It should have been a good day for the Yankees: a rare win against the Rays, excellent performances from DJ LeMahieu and Clint Frazier, and a general sense that once they get going, they’ll be able to reclaim the top spot in the American League East.
Instead it was ugly. It was angry. It was downright dangerous.
It began with two outs in the ninth, when Aroldis Chapman’s 100.5-mph fastball whizzed by Mike Brosseau’s head — close enough to spark fear and, with the bad blood festering between the teams, questionable enough to have the umpires warn both benches. It continued minutes later, when Rays manager Kevin Cash took Chapman’s possible threat and retaliated with an undeniable one of his own.
“We're talking about a 100-mph fastball over a young man's head, and it makes no sense,” an incensed Cash said. “It's poor judgment, poor coaching. It's just poor teaching what they're doing and what they're allowing [players] to do — the chirping from the dugout — I can assure you, other than three years ago, there hasn't been one pitch thrown with intent from any of our guys, period. Somebody's got to be accountable. And the last thing I'll say on it is, I got a whole [expletive] stable full of guys that throw 98 miles an hour. Period.”
Chapman was not made available to answer questions after the game.
Said Aaron Boone, who was read the comments live during his postgame news conference “[Those are] pretty scary comments. Yeah, I don’t think that’s right at all, but I’m not going to get into it right now.”
And though the Yankees won, 5-3, at Yankee Stadium Tuesday, what will instead be remembered when the teams meet again Wednesday and possibly again in October is the escalating feud that boiled over after the final out was recorded. The Yankees have had issues with Rays pitchers throwing up and in, and certainly have cause for frustration, having gone into the game 1-7 against them this season.
The Rays, according to Cash’s postgame comments, believed Masahiro Tanaka intentionally hit Joey Wendle in the ribs with a 95-mph fastball in the first inning. By the time Chapman nearly grazed Brosseau, they’d had enough. After the final out — Brosseau struck out and Chapman stared him down, as he always does after a final out — both benches cleared, though neither team made physical contact with the other. Cash was ejected.
“It’s absolutely ridiculous,” Cash said. “It was mishandled by the Yankees, certainly the pitcher on the mound, it was mishandled by the umpires.”
Brosseau said he wasn’t sure if it was intentional, but that the two teams have been “jawing back and forth” all year. “If anyone wants to talk about the unwritten rules of baseball and sending a message, I believe that was done in the first inning with Joey. The usual protocol if that happens is you get the message and you move on. As far as if there was actual intent behind Chapman's delivery, I'm not really sure but pretty frustrating honestly.”

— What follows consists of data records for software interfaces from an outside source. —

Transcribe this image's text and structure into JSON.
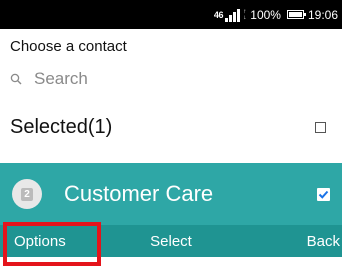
{
  "status_bar": {
    "network_type": "46",
    "battery_percent": "100%",
    "time": "19:06"
  },
  "header": {
    "title": "Choose a contact"
  },
  "search": {
    "placeholder": "Search",
    "icon": "search-icon"
  },
  "selected": {
    "label": "Selected(1)",
    "checked": false
  },
  "contacts": [
    {
      "avatar_number": "2",
      "name": "Customer Care",
      "checked": true
    }
  ],
  "softkeys": {
    "left": "Options",
    "center": "Select",
    "right": "Back"
  },
  "colors": {
    "status_bar": "#000000",
    "selected_row": "#2ea7a6",
    "softkey_bar": "#1f9492",
    "highlight": "#e4141b",
    "check_tick": "#1a73e8"
  }
}
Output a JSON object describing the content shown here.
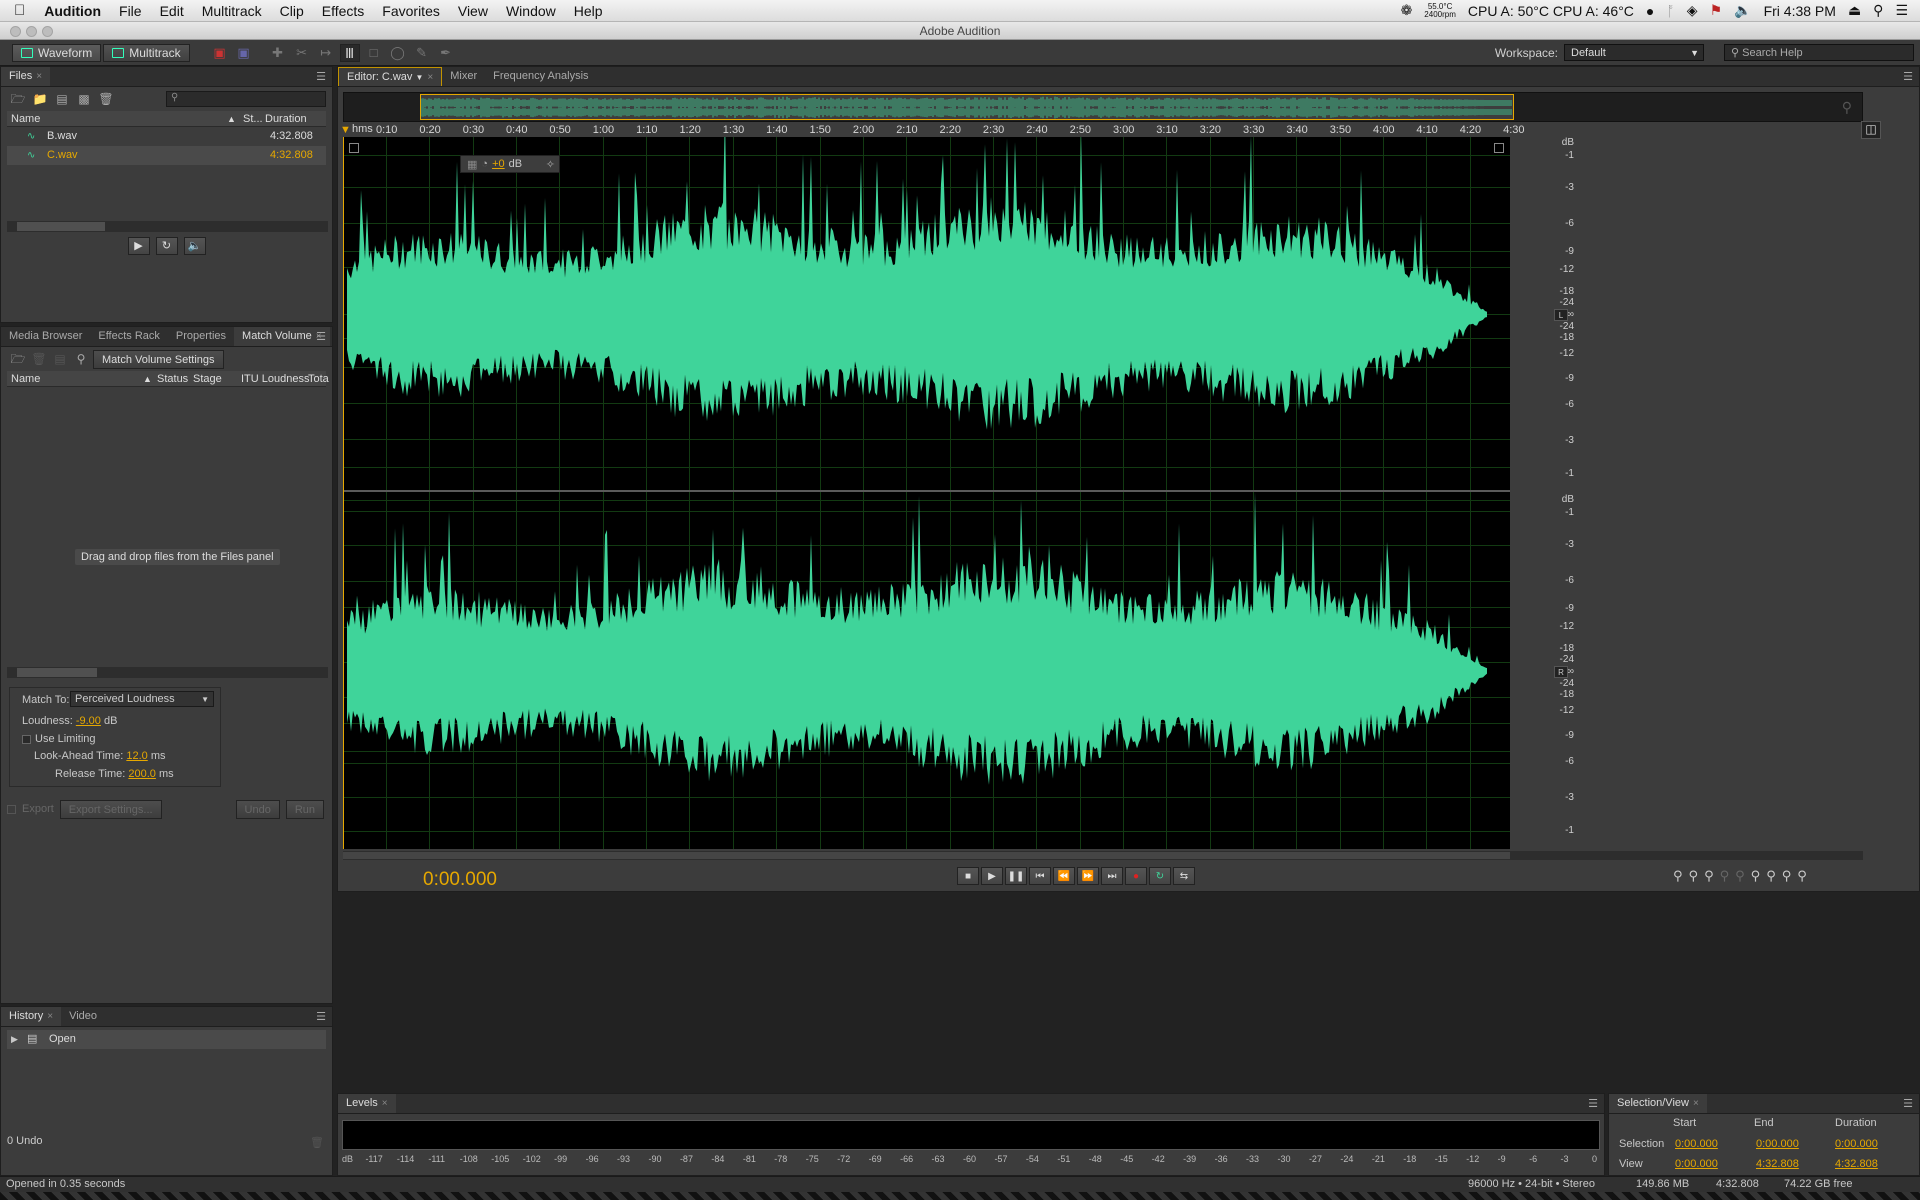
{
  "menubar": {
    "apple": "",
    "app": "Audition",
    "items": [
      "File",
      "Edit",
      "Multitrack",
      "Clip",
      "Effects",
      "Favorites",
      "View",
      "Window",
      "Help"
    ],
    "fan_temp": "55.0°C",
    "fan_rpm": "2400rpm",
    "cpu": "CPU A: 50°C CPU A: 46°C",
    "clock": "Fri 4:38 PM"
  },
  "window": {
    "title": "Adobe Audition"
  },
  "toolbar": {
    "waveform": "Waveform",
    "multitrack": "Multitrack",
    "workspace_label": "Workspace:",
    "workspace_value": "Default",
    "search_placeholder": "Search Help"
  },
  "files_panel": {
    "tab": "Files",
    "col_name": "Name",
    "col_status": "St...",
    "col_duration": "Duration",
    "files": [
      {
        "name": "B.wav",
        "duration": "4:32.808",
        "selected": false
      },
      {
        "name": "C.wav",
        "duration": "4:32.808",
        "selected": true
      }
    ]
  },
  "mv_panel": {
    "tabs": [
      "Media Browser",
      "Effects Rack",
      "Properties",
      "Match Volume"
    ],
    "settings_button": "Match Volume Settings",
    "cols": [
      "Name",
      "Status",
      "Stage",
      "ITU Loudness",
      "Tota"
    ],
    "drop_hint": "Drag and drop files from the Files panel",
    "match_to_label": "Match To:",
    "match_to_value": "Perceived Loudness",
    "loudness_label": "Loudness:",
    "loudness_value": "-9.00",
    "loudness_unit": "dB",
    "use_limiting": "Use Limiting",
    "lookahead_label": "Look-Ahead Time:",
    "lookahead_value": "12.0",
    "lookahead_unit": "ms",
    "release_label": "Release Time:",
    "release_value": "200.0",
    "release_unit": "ms",
    "export": "Export",
    "export_settings": "Export Settings...",
    "undo": "Undo",
    "run": "Run"
  },
  "history_panel": {
    "tabs": [
      "History",
      "Video"
    ],
    "items": [
      "Open"
    ],
    "undo_count": "0 Undo"
  },
  "editor": {
    "tabs": [
      "Editor: C.wav",
      "Mixer",
      "Frequency Analysis"
    ],
    "ruler_unit": "hms",
    "ruler_ticks": [
      "0:10",
      "0:20",
      "0:30",
      "0:40",
      "0:50",
      "1:00",
      "1:10",
      "1:20",
      "1:30",
      "1:40",
      "1:50",
      "2:00",
      "2:10",
      "2:20",
      "2:30",
      "2:40",
      "2:50",
      "3:00",
      "3:10",
      "3:20",
      "3:30",
      "3:40",
      "3:50",
      "4:00",
      "4:10",
      "4:20",
      "4:30"
    ],
    "hud_gain": "+0",
    "hud_unit": "dB",
    "db_scale_top": [
      "dB",
      "-1",
      "-3",
      "-6",
      "-9",
      "-12",
      "-18",
      "-24",
      "-∞",
      "-24",
      "-18",
      "-12",
      "-9",
      "-6",
      "-3",
      "-1"
    ],
    "channel_l": "L",
    "channel_r": "R",
    "time_display": "0:00.000",
    "wave_color": "#3fd49a"
  },
  "levels_panel": {
    "tab": "Levels",
    "scale": [
      "dB",
      "-117",
      "-114",
      "-111",
      "-108",
      "-105",
      "-102",
      "-99",
      "-96",
      "-93",
      "-90",
      "-87",
      "-84",
      "-81",
      "-78",
      "-75",
      "-72",
      "-69",
      "-66",
      "-63",
      "-60",
      "-57",
      "-54",
      "-51",
      "-48",
      "-45",
      "-42",
      "-39",
      "-36",
      "-33",
      "-30",
      "-27",
      "-24",
      "-21",
      "-18",
      "-15",
      "-12",
      "-9",
      "-6",
      "-3",
      "0"
    ]
  },
  "selection_panel": {
    "tab": "Selection/View",
    "col_start": "Start",
    "col_end": "End",
    "col_duration": "Duration",
    "row_selection": "Selection",
    "row_view": "View",
    "sel_start": "0:00.000",
    "sel_end": "0:00.000",
    "sel_duration": "0:00.000",
    "view_start": "0:00.000",
    "view_end": "4:32.808",
    "view_duration": "4:32.808"
  },
  "statusbar": {
    "opened": "Opened in 0.35 seconds",
    "format": "96000 Hz • 24-bit • Stereo",
    "size": "149.86 MB",
    "duration": "4:32.808",
    "free": "74.22 GB free"
  }
}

Before hearing Cash’s comments, Boone said he didn’t think there would be retaliation Wednesday. After he heard the comments, he acknowledged there might be.
“Maybe based on those comments and if it gets inflamed anymore, I guess it’s possible, yes,” he said.
Added LeMahieu: "The comments from the manager, those made the rounds pretty quick in our clubhouse. I would say it's a pretty serious threat . . . It sounds like they're going to try to throw at us tomorrow. We'll be ready."
The late-game theatrics overshadowed a number of positives for the Yankees. LeMahieu hit two home runs, Frazier made a spectacular catch in the outfield and was imperative in scoring the winning runs, and Tanaka made just one mistake in his longest outing of the year. He pitched six innings, allowing three hits, and two runs, both scored on Kevin Kiermaier’s fifth-inning homer.
The Yankees, who came into the game 3-7 in their last 10, will now try to win their first series against the Rays in particularly trying circumstances.
“They’re upset with us,” Boone said before he heard Cash’s statements. “I understand that it can be scary when you get [a pitch near your guy . . . You just don’t want to see anyone get hurt.”